Shaughnessy: There’s a lot of interest in flex and rigid-flex, especially. Every time we run an article on rigid-flex, we get a lot of reads.
Morando: Rigid flex is the most expensive approach. And that’s what I was saying earlier. Rigid-flex is great in some solutions, but if a customer could do a rigidized flex, they could save some money. They might save somewhere in the area of 20% by using rigidized flex.
Shaughnessy: Do you think rigidized flex will ever become a separate segment? Or is it very niche?
Morando: That’s a really good question. I just think it’s more of a matter of designing it in that direction, versus thinking, “I need a rigid-flex,” and then you design it that way. I think manufacturers could help out a lot if they just promoted the fact that if you can get all the components on one side of the flex, you’re good. With a rigid-flex, you have to remember that we’re encapsulating a flex circuit inside of a rigid printed circuit board.

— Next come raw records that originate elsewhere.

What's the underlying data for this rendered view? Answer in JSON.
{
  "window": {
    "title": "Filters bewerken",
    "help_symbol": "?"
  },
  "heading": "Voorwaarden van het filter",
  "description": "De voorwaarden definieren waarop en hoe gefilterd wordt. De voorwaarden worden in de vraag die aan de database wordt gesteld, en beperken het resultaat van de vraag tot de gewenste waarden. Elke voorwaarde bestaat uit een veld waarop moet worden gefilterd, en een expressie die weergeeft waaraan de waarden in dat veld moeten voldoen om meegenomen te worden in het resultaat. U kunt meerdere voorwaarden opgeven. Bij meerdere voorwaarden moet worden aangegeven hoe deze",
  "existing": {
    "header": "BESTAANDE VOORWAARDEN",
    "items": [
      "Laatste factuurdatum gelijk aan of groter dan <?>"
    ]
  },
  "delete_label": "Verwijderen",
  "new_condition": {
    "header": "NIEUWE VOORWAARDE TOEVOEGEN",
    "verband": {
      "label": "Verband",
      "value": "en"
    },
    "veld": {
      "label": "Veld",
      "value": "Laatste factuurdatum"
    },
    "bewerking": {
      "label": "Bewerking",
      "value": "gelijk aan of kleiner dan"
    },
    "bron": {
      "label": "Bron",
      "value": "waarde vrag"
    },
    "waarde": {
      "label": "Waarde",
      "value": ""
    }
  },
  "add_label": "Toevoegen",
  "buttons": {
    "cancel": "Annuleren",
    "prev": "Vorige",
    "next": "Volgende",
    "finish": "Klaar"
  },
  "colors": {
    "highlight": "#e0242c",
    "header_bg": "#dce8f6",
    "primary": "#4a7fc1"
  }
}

The whole process has so many more steps.
Another thing that we’re seeing now is blind and buried vias in flex. Before, we didn’t do them, but now everybody wants blind and buried vias on their flex circuits and rigid-flex. They have their own challenges; there are some things that can’t be done regarding via fill. If you put via fill on a flex circuit, you’re going to have issues with it because you want it to be able to bend it. And if it’s got fill in it, it could crack, right?
And sometimes our team can help prevent that from happening, starting in the design cycle. So, there are some things that we can do regarding via fill in blind and buried vias. That is a trend that we’re seeing more of. It just adds a lot of cost, and a lot of flex circuit shops don’t have the capabilities in-house yet to do blind and buried vias on flex.
Shaughnessy: This has been really interesting. Thanks, Mike.
Morando: Thank you, Andy. Good to see you.